Emma den Held has been a Wholesale Banking trainee since October 2016. She regularly writes about her experiences as a trainee in this blog.
It didn’t take me long to decide that I wanted to work for a bank; the financial sector has always interested me. That’s also why I chose to do a master’s in finance and an internship at ABN Amro, for example. Following that internship and once I’d graduated, I was ready and eager to take my first real step onto the career ladder. I’d already spent quite a bit of time abroad as a student; I studied in Madrid for six months, and before going to university I travelled to Central America for a year to learn Spanish and do some voluntary work. So, armed with all that international experience, I felt the time was right to apply for a job.

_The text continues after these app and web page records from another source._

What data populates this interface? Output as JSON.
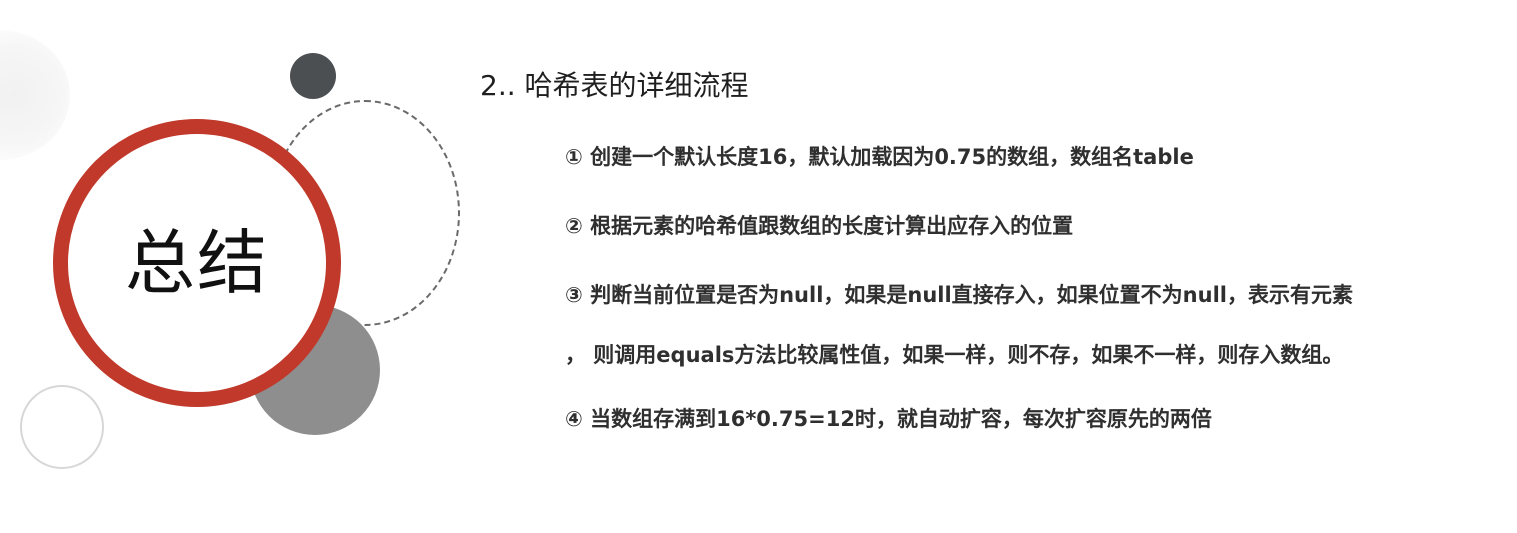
{
  "badge": {
    "label": "总结",
    "ring_color": "#c0392b"
  },
  "heading": "2.. 哈希表的详细流程",
  "steps": [
    "① 创建一个默认长度16，默认加载因为0.75的数组，数组名table",
    "② 根据元素的哈希值跟数组的长度计算出应存入的位置",
    "③ 判断当前位置是否为null，如果是null直接存入，如果位置不为null，表示有元素",
    "，  则调用equals方法比较属性值，如果一样，则不存，如果不一样，则存入数组。",
    "④ 当数组存满到16*0.75=12时，就自动扩容，每次扩容原先的两倍"
  ],
  "colors": {
    "accent": "#c0392b",
    "dark_dot": "#4b4f51",
    "gray_disc": "#8e8e8e"
  }
}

Actually, the process went pretty well. In addition to ING, two big consultancy firms also offered me a position – but I soon decided on ING. It was also clear from the start that I would do the Wholesale Banking traineeship; it’s the best match with my profile, plus in Wholesale Banking you’re nice and close to the action. The transactions we’re involved in often make the news headlines; our work is very concrete. The Wholesale Banking track has also become one of the biggest tracks (along with IT): nine of us started as trainees in October. Because I was a little late in applying – I was still focused on finishing my dissertation for the whole of July – I was the last candidate to make it onto the list for the October intake. The entire procedure ran very quickly and smoothly. I felt that I could be myself from the very first interview until the very last one; I also sensed that ING wanted to see the real me. So I knew that if they were to make me an offer, it would be because they had faith in me – and they did! Once I’d been accepted, I decided to go travelling immediately – “while I still could” – and I ended up spending six weeks in Colombia.

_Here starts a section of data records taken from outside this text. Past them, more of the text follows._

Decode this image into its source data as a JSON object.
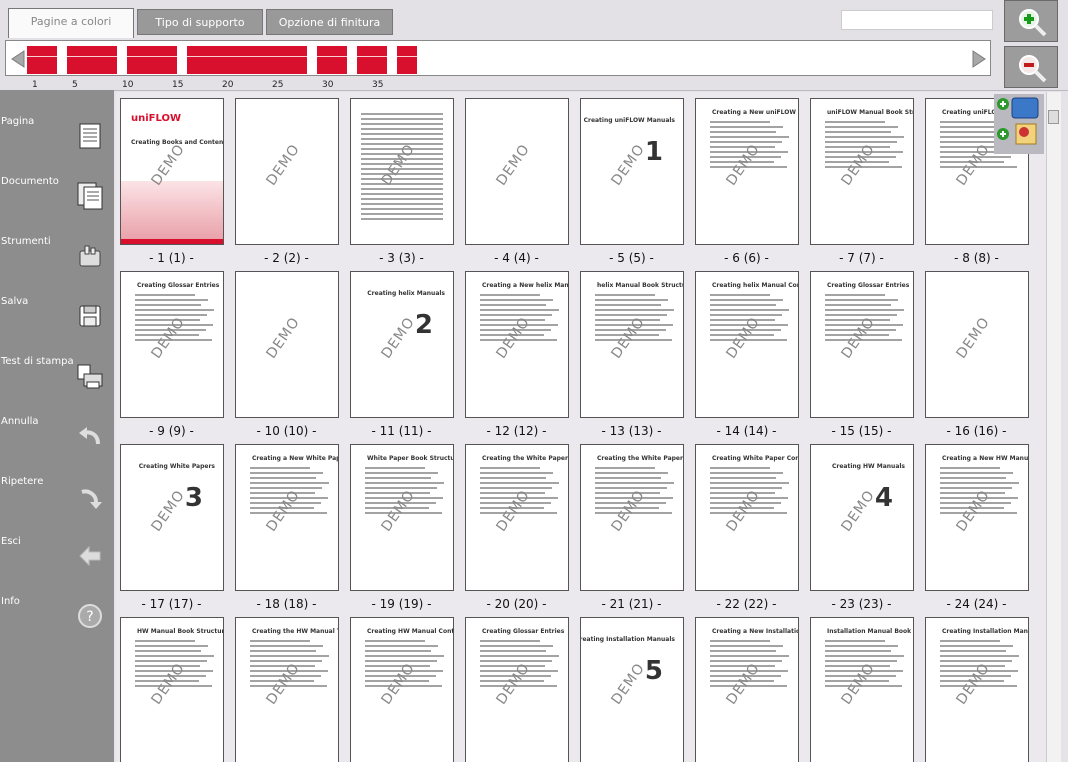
{
  "tabs": [
    {
      "label": "Pagine a colori",
      "active": true
    },
    {
      "label": "Tipo di supporto",
      "active": false
    },
    {
      "label": "Opzione di finitura",
      "active": false
    }
  ],
  "page_strip": {
    "tick_labels": [
      "1",
      "5",
      "10",
      "15",
      "20",
      "25",
      "30",
      "35"
    ],
    "cells": [
      "red",
      "red",
      "red",
      "white",
      "red",
      "red",
      "red",
      "red",
      "red",
      "white",
      "red",
      "red",
      "red",
      "red",
      "red",
      "white",
      "red",
      "red",
      "red",
      "red",
      "red",
      "red",
      "red",
      "red",
      "red",
      "red",
      "red",
      "red",
      "white",
      "red",
      "red",
      "red",
      "white",
      "red",
      "red",
      "red",
      "white",
      "red",
      "red",
      "white"
    ]
  },
  "zoom": {
    "in_icon": "zoom-in-icon",
    "out_icon": "zoom-out-icon"
  },
  "sidebar": [
    {
      "label": "Pagina",
      "icon": "page-icon"
    },
    {
      "label": "Documento",
      "icon": "document-icon"
    },
    {
      "label": "Strumenti",
      "icon": "tools-icon"
    },
    {
      "label": "Salva",
      "icon": "save-icon"
    },
    {
      "label": "Test di stampa",
      "icon": "test-print-icon"
    },
    {
      "label": "Annulla",
      "icon": "undo-icon"
    },
    {
      "label": "Ripetere",
      "icon": "redo-icon"
    },
    {
      "label": "Esci",
      "icon": "exit-icon"
    },
    {
      "label": "Info",
      "icon": "help-icon"
    }
  ],
  "watermark": "DEMO",
  "pages": [
    {
      "label": "- 1 (1) -",
      "kind": "cover",
      "title": "Creating Books and Content",
      "brand": "uniFLOW"
    },
    {
      "label": "- 2 (2) -",
      "kind": "blank"
    },
    {
      "label": "- 3 (3) -",
      "kind": "toc"
    },
    {
      "label": "- 4 (4) -",
      "kind": "blank"
    },
    {
      "label": "- 5 (5) -",
      "kind": "chapter",
      "title": "Creating uniFLOW Manuals",
      "num": "1"
    },
    {
      "label": "- 6 (6) -",
      "kind": "text",
      "title": "Creating a New uniFLOW Manual Book"
    },
    {
      "label": "- 7 (7) -",
      "kind": "text",
      "title": "uniFLOW Manual Book Structure"
    },
    {
      "label": "- 8 (8) -",
      "kind": "text",
      "title": "Creating uniFLOW Manual Contents"
    },
    {
      "label": "- 9 (9) -",
      "kind": "text",
      "title": "Creating Glossar Entries"
    },
    {
      "label": "- 10 (10) -",
      "kind": "blank"
    },
    {
      "label": "- 11 (11) -",
      "kind": "chapter",
      "title": "Creating helix Manuals",
      "num": "2"
    },
    {
      "label": "- 12 (12) -",
      "kind": "text",
      "title": "Creating a New helix Manual Book"
    },
    {
      "label": "- 13 (13) -",
      "kind": "text",
      "title": "helix Manual Book Structure"
    },
    {
      "label": "- 14 (14) -",
      "kind": "text",
      "title": "Creating helix Manual Contents"
    },
    {
      "label": "- 15 (15) -",
      "kind": "text",
      "title": "Creating Glossar Entries"
    },
    {
      "label": "- 16 (16) -",
      "kind": "blank"
    },
    {
      "label": "- 17 (17) -",
      "kind": "chapter",
      "title": "Creating White Papers",
      "num": "3"
    },
    {
      "label": "- 18 (18) -",
      "kind": "text",
      "title": "Creating a New White Paper Book"
    },
    {
      "label": "- 19 (19) -",
      "kind": "text",
      "title": "White Paper Book Structure"
    },
    {
      "label": "- 20 (20) -",
      "kind": "text",
      "title": "Creating the White Paper Title Page"
    },
    {
      "label": "- 21 (21) -",
      "kind": "text",
      "title": "Creating the White Paper Frontmatter"
    },
    {
      "label": "- 22 (22) -",
      "kind": "text",
      "title": "Creating White Paper Contents"
    },
    {
      "label": "- 23 (23) -",
      "kind": "chapter",
      "title": "Creating HW Manuals",
      "num": "4"
    },
    {
      "label": "- 24 (24) -",
      "kind": "text",
      "title": "Creating a New HW Manual Book"
    },
    {
      "label": "",
      "kind": "text",
      "title": "HW Manual Book Structure"
    },
    {
      "label": "",
      "kind": "text",
      "title": "Creating the HW Manual Title Page"
    },
    {
      "label": "",
      "kind": "text",
      "title": "Creating HW Manual Contents"
    },
    {
      "label": "",
      "kind": "text",
      "title": "Creating Glossar Entries"
    },
    {
      "label": "",
      "kind": "chapter",
      "title": "Creating Installation Manuals",
      "num": "5"
    },
    {
      "label": "",
      "kind": "text",
      "title": "Creating a New Installation Manual Book"
    },
    {
      "label": "",
      "kind": "text",
      "title": "Installation Manual Book Structure"
    },
    {
      "label": "",
      "kind": "text",
      "title": "Creating Installation Manual Contents"
    }
  ]
}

Right from the start, it’s been clear that the traineeship offers a lot of added value compared with ‘normal’ starters’ roles. It’s nice to start as part of a group so you can share the experience with other people. I’m also always keen to compare notes on how other trainees are getting on. Besides that, you get to know a huge number of people, which could come in handy later. You hear about what other departments are working on and about the dynamics in other teams, and that helps you to choose your next rotation or future role. Plus, alongside your rotations, you work on a group assignment with other trainees. Our group was given a sustainability project, and we presented our findings to a number of managers. And in July we all sat the Chartered Financial Analyst (CFA) exam that we’d studied for together…a problem shared is a problem halved, as they say! To be honest I’d already covered quite a lot of the material during my master’s in finance, but I still had to study hard for a couple of months. And the subject matter is much less familiar for some of the other tracks, so I’m impressed that they do it too.

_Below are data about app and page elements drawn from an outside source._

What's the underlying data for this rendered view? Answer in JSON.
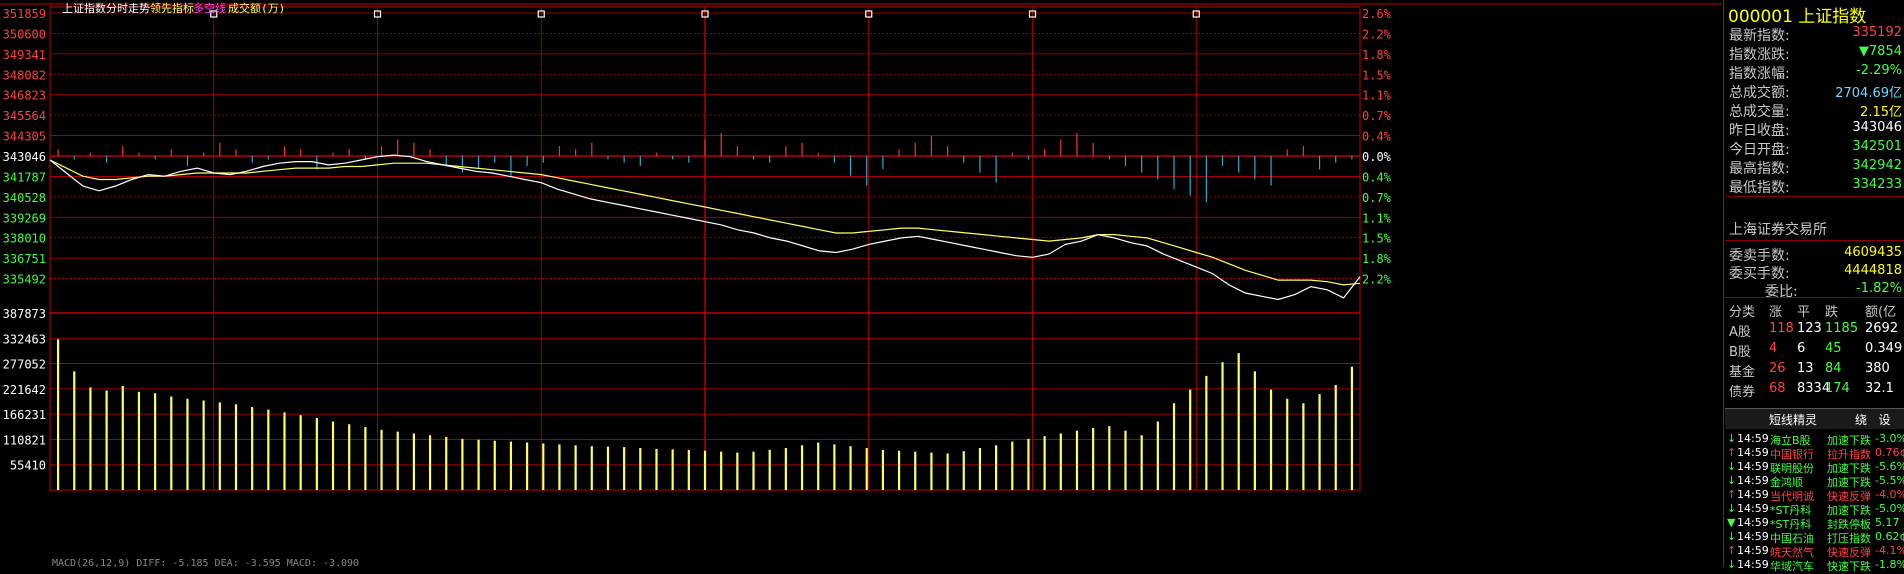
{
  "header": {
    "title": "上证指数分时走势",
    "ind1": "领先指标",
    "ind2": "多空线",
    "ind3": "成交额(万)",
    "bottom_label": "MACD(26,12,9) DIFF: -5.185 DEA: -3.595 MACD: -3.090"
  },
  "colors": {
    "up": "#ff4040",
    "down": "#40ff40",
    "axis": "#c00000",
    "price": "#ffffff",
    "avg": "#ffff60",
    "bar_up": "#ff3030",
    "bar_down": "#33aacc",
    "volume": "#ffff60"
  },
  "chart_data": {
    "type": "line",
    "price_axis": {
      "ticks": [
        "351859",
        "350600",
        "349341",
        "348082",
        "346823",
        "345564",
        "344305",
        "343046",
        "341787",
        "340528",
        "339269",
        "338010",
        "336751",
        "335492"
      ],
      "prev_close": 3430.46
    },
    "pct_axis": {
      "ticks": [
        "2.6%",
        "2.2%",
        "1.8%",
        "1.5%",
        "1.1%",
        "0.7%",
        "0.4%",
        "0.0%",
        "0.4%",
        "0.7%",
        "1.1%",
        "1.5%",
        "1.8%",
        "2.2%"
      ]
    },
    "volume_axis": {
      "ticks": [
        "387873",
        "332463",
        "277052",
        "221642",
        "166231",
        "110821",
        "55410"
      ],
      "ylim": [
        0,
        387873
      ]
    },
    "price": [
      3428,
      3420,
      3412,
      3409,
      3412,
      3416,
      3419,
      3418,
      3421,
      3423,
      3420,
      3419,
      3421,
      3424,
      3426,
      3427,
      3427,
      3425,
      3426,
      3428,
      3430,
      3431,
      3430,
      3427,
      3425,
      3423,
      3421,
      3420,
      3418,
      3416,
      3414,
      3410,
      3407,
      3404,
      3402,
      3400,
      3398,
      3396,
      3394,
      3392,
      3390,
      3388,
      3385,
      3383,
      3380,
      3378,
      3375,
      3372,
      3371,
      3373,
      3376,
      3378,
      3380,
      3381,
      3379,
      3377,
      3375,
      3373,
      3371,
      3369,
      3368,
      3370,
      3376,
      3378,
      3382,
      3380,
      3377,
      3375,
      3370,
      3366,
      3362,
      3358,
      3351,
      3346,
      3344,
      3342,
      3345,
      3350,
      3348,
      3343,
      3356
    ],
    "avg": [
      3428,
      3423,
      3418,
      3416,
      3416,
      3417,
      3418,
      3418,
      3419,
      3420,
      3420,
      3420,
      3420,
      3421,
      3422,
      3423,
      3423,
      3423,
      3424,
      3424,
      3425,
      3426,
      3426,
      3426,
      3425,
      3424,
      3423,
      3422,
      3421,
      3420,
      3419,
      3417,
      3415,
      3413,
      3411,
      3409,
      3407,
      3405,
      3403,
      3401,
      3399,
      3397,
      3395,
      3393,
      3391,
      3389,
      3387,
      3385,
      3383,
      3383,
      3384,
      3385,
      3386,
      3386,
      3385,
      3384,
      3383,
      3382,
      3381,
      3380,
      3379,
      3378,
      3379,
      3380,
      3382,
      3382,
      3381,
      3380,
      3377,
      3374,
      3371,
      3368,
      3364,
      3360,
      3357,
      3354,
      3354,
      3354,
      3353,
      3351,
      3352
    ],
    "lead_bars": [
      2,
      -1,
      1,
      -2,
      3,
      1,
      -1,
      2,
      -3,
      1,
      4,
      2,
      -2,
      -1,
      3,
      2,
      -4,
      1,
      2,
      -1,
      3,
      5,
      4,
      2,
      -3,
      -5,
      -4,
      -2,
      -6,
      -3,
      -2,
      3,
      2,
      4,
      -1,
      -2,
      -3,
      1,
      -1,
      -2,
      5,
      7,
      3,
      -1,
      -2,
      3,
      4,
      1,
      -2,
      -6,
      -9,
      -4,
      2,
      4,
      6,
      3,
      -2,
      -5,
      -8,
      1,
      -1,
      2,
      5,
      7,
      4,
      -1,
      -3,
      -5,
      -7,
      -10,
      -12,
      -14,
      -3,
      -5,
      -7,
      -9,
      2,
      3,
      -4,
      -2,
      -1
    ],
    "volume": [
      330000,
      260000,
      225000,
      218000,
      228000,
      215000,
      212000,
      205000,
      200000,
      196000,
      192000,
      188000,
      182000,
      176000,
      170000,
      164000,
      158000,
      150000,
      144000,
      138000,
      132000,
      128000,
      124000,
      120000,
      116000,
      112000,
      110000,
      108000,
      106000,
      104000,
      102000,
      100000,
      98000,
      96000,
      95000,
      94000,
      92000,
      90000,
      89000,
      88000,
      86000,
      84000,
      82000,
      84000,
      88000,
      92000,
      98000,
      104000,
      100000,
      96000,
      92000,
      88000,
      86000,
      84000,
      82000,
      80000,
      85000,
      92000,
      98000,
      106000,
      112000,
      118000,
      124000,
      130000,
      136000,
      140000,
      130000,
      120000,
      150000,
      190000,
      220000,
      250000,
      280000,
      300000,
      260000,
      220000,
      200000,
      190000,
      210000,
      230000,
      270000
    ]
  },
  "quote": {
    "code_name": "000001 上证指数",
    "rows": [
      {
        "label": "最新指数:",
        "value": "335192",
        "color": "up_text"
      },
      {
        "label": "指数涨跌:",
        "value": "▼7854",
        "color": "down"
      },
      {
        "label": "指数涨幅:",
        "value": "-2.29%",
        "color": "down"
      },
      {
        "label": "总成交额:",
        "value": "2704.69亿",
        "color": "cyan"
      },
      {
        "label": "总成交量:",
        "value": "2.15亿",
        "color": "yellow"
      },
      {
        "label": "昨日收盘:",
        "value": "343046",
        "color": "white"
      },
      {
        "label": "今日开盘:",
        "value": "342501",
        "color": "down"
      },
      {
        "label": "最高指数:",
        "value": "342942",
        "color": "down"
      },
      {
        "label": "最低指数:",
        "value": "334233",
        "color": "down"
      }
    ],
    "exchange": "上海证券交易所",
    "commission": [
      {
        "label": "委卖手数:",
        "value": "4609435",
        "color": "yellow"
      },
      {
        "label": "委买手数:",
        "value": "4444818",
        "color": "yellow"
      },
      {
        "label": "委比:",
        "value": "-1.82%",
        "color": "down"
      }
    ]
  },
  "breadth": {
    "header": [
      "分类",
      "涨",
      "平",
      "跌",
      "额(亿"
    ],
    "rows": [
      [
        "A股",
        "118",
        "123",
        "1185",
        "2692"
      ],
      [
        "B股",
        "4",
        "6",
        "45",
        "0.349"
      ],
      [
        "基金",
        "26",
        "13",
        "84",
        "380"
      ],
      [
        "债券",
        "68",
        "8334",
        "174",
        "32.1"
      ]
    ]
  },
  "alerts": {
    "title": "短线精灵",
    "btn1": "绕",
    "btn2": "设",
    "items": [
      {
        "arrow": "↓",
        "time": "14:59",
        "name": "海立B股",
        "type": "加速下跌",
        "val": "-3.0%"
      },
      {
        "arrow": "↑",
        "time": "14:59",
        "name": "中国银行",
        "type": "拉升指数",
        "val": "0.76¢"
      },
      {
        "arrow": "↓",
        "time": "14:59",
        "name": "联明股份",
        "type": "加速下跌",
        "val": "-5.6%"
      },
      {
        "arrow": "↓",
        "time": "14:59",
        "name": "金鸿顺",
        "type": "加速下跌",
        "val": "-5.5%"
      },
      {
        "arrow": "↑",
        "time": "14:59",
        "name": "当代明诚",
        "type": "快速反弹",
        "val": "-4.0%"
      },
      {
        "arrow": "↓",
        "time": "14:59",
        "name": "*ST丹科",
        "type": "加速下跌",
        "val": "-5.0%"
      },
      {
        "arrow": "▼",
        "time": "14:59",
        "name": "*ST丹科",
        "type": "封跌停板",
        "val": "5.17"
      },
      {
        "arrow": "↓",
        "time": "14:59",
        "name": "中国石油",
        "type": "打压指数",
        "val": "0.62¢"
      },
      {
        "arrow": "↑",
        "time": "14:59",
        "name": "皖天然气",
        "type": "快速反弹",
        "val": "-4.1%"
      },
      {
        "arrow": "↓",
        "time": "14:59",
        "name": "华域汽车",
        "type": "快速下跌",
        "val": "-1.8%"
      }
    ]
  }
}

I regularly hear people say that a traineeship is a nice transition from studying to working. That’s true to a certain extent, but at the same time a traineeship is more intensive that either studying or a normal starters’ role. For instance, during a traineeship you work in two different departments in your first year, so you have to be someone who enjoys becoming part of various teams and who can find their feet quickly. On top of that you do lots of things together with the other trainees, so you get a whole new, ready-made social life. That sometimes means you have to put your old life ‘on hold’ at first. Our traineeship kicked off with two weeks of training in a hotel, for example. It’s all great fun and really interesting, but it can also take a bit of getting used to.
For my first rotation I worked in Capital Structuring & Advisory (CS&A), which is a young team, and I’m now doing my second rotation at Corporate Lending. For the final three months of this rotation I’ll be working in Singapore – and I’m leaving in early July! For my second rotation I wanted to find somewhere that would let me see and learn more about the execution side of things. CS&A did a lot of pitching to customers, and Corporate Lending is a nice way of supplementing the knowledge that I gained there. This department is responsible for issuing loans to major companies. I’m in the team for Telecom, Media & Technology, which is an extremely dynamic sector. I’ll be working for this department in Singapore too, where they’re responsible for major customers in Asia. The work itself will be pretty similar, but ING has a very different positioning there. Here in the Netherlands we’re market leader but the bank is less well known in Asia so I’m curious to see what that’s like – and of course I’m excited to know how it is to work in such an exotic location. I’ll soon find out, and I’ll share my first impressions with you next time!
Emma (25) did a bachelor’s in economics & business administration and a master’s in finance at the University of Amsterdam (UvA). She spent six months studying in Madrid and did an internship in Structured Finance at ABN Amro. She has been a hockey player for many years, enjoys hitting the gym at ING and tries to go travelling as much as possible. Just before starting at ING she travelled around Colombia, and she also visited Argentina and Uruguay in between her first and second rotation.